Since ancient times, storytelling has helped humans to survive. Through story, we communicate the wisdom of experience and pass language, culture and knowledge to future generations. Our brains are wired for story. We learn from stories, make connections to ideas and characters in stories and respond both physiologically and emotionally.
Consider a study published in The Annals of the New York Academy of Science in 2009 by Dr. Paul Zak and his colleagues. When their subjects became engaged in watching or hearing a compelling story, those who reported feeling empathy for the characters in the clip were found to have 47 percent more of the neurochemical oxytocin in their body than those who didn’t feel empathetic toward the characters. This increased empathy is understandable since oxytocin has been shown to make people more sensitive to social cues.
In this fast paced modern world, I think we could appreciate an increase in naturally occurring oxytocin in our lives to feel more empathetic, involved and sensitive to one another. If stories are a key to this type of well being, is it simply a matter of being exposed to more story content?
Stories today come at us from everywhere. Competition is intense for us to like and respond to what grabs our attention. News headlines and tweets pop with sensationalism and flash. Media options from bigger-than-life stories seem to up the ante and become more extreme year by year. When overstimulated by the noise, I am left feeling numb, desensitized and small.
As I see it, we are practiced story consumers—not practiced story tellers. At least, we are not often tellers of our own stories, even with the loved ones in our families. As a result, we miss the deeply satisfying sense of empathy and connection that comes from sharing something precious. What we need is not more external exposure to story product; it’smore internal involvement in story process.
Everyone has a story to tell, and each perspective is unique. At first, most people I ask say they don’t have a story to tell. They don’t notice the difference they have made in the world, haven’t thought about what matters, don’t think anyone cares, or are afraid to say what really happened to them. Then, it goes quiet. I lean in to listen, and the story starts to flow.
Like anything of value, it requires work and courage for a storyteller to turn a significant life experience into words, often for the first time. The creative process itself is therapeutic and meaningful, but it is hard. An empathetic listener plays a valuable role simply by truly paying attention to the storyteller. The connections that develop between us can bridge differences, change attitudes and motivate new behaviors—transforming the future.
As this demonstrates, the Life Story Library Foundation works to renew faith in ourselves and the wisdom of personal life experience.
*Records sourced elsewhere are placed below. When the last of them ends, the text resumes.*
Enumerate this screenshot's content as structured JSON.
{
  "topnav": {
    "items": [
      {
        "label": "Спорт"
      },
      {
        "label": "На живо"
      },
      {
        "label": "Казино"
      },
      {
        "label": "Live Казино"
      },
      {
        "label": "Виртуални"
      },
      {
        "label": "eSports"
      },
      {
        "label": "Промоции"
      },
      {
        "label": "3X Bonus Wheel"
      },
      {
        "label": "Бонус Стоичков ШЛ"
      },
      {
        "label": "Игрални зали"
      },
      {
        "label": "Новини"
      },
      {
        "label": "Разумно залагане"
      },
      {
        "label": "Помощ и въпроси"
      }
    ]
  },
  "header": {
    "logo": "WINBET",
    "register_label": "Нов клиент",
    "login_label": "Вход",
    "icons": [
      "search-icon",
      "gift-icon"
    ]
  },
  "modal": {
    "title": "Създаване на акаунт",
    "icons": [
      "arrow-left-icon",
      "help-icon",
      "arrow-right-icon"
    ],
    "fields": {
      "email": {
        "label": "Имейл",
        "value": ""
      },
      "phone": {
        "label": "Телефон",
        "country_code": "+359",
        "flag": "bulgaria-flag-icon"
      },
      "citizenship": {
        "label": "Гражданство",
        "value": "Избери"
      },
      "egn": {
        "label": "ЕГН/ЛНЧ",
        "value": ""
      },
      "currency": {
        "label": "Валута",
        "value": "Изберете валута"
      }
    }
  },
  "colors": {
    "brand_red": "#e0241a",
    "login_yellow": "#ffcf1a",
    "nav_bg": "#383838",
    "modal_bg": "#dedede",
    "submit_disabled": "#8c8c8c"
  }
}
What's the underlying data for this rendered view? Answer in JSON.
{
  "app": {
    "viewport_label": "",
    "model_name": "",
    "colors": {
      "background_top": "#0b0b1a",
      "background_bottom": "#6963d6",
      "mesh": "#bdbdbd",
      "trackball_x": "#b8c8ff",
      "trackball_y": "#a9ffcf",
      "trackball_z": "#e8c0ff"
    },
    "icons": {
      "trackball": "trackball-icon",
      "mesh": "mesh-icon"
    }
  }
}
Our mission is to collect, save and share the personal life stories of our time as valuable recorded history. As its founder, here is what I see is possible in the next few years with what we need in funding, a trained staff and community volunteers.
By accepting the challenge of this mission, we bring together story resources from many thousands of people from every walk of life and around the world, especially from voices that are not often heard. We organize and archive these resources so they are discoverable and deliverable online through the innovative use of technology. These personal stories and eye witness accounts not only serve to expand our understanding today, they democratize recorded history!
As a team, we model storytelling that is authentic, effective and life-sized. Since a narrative is not the same as a story, we provide guidelines and prompts to help authors find turning point moments, utilize conflict, character, setting and other the elements of story, and express what the experience means to them.
We offer a variety of different forums for stories to be generated and shared, including webinars, seminars, small groups, contests, video interviews and writing workshops. We select feature stories that are insightful and compelling, and we involve the social community in the process. Service upgrades are available through our network of qualified service providers.
We generate revenue, publish anthologies, open dialogue across divides, produce documentaries, match stories with film makers, and sponsor live performances at our new building and reminiscence garden to celebrate the triumph of the human spirit. We work with local volunteers in communities in several states and provinces, as well as the leading international organizations in the field to magnify the social, emotional and physiological benefits of reminiscence and life review.
A meaningful life story is a precious legacy, turning the hearts of generations of children to their fathers. In a similar way, our collective stories create a legacy of respectful understanding and inspire peaceful coexistence in a global audience. As Margaret Wheatley noted, “We do not fear the people whose stories we know.”
Through courageously sharing our personal truths, human beings can learn from one another as we have since ancient times, let go of fear, feel greater empathy and sense of belonging, and take life-affirming steps to assure a safe and bright future for our entire human family.
by Paulette Stevens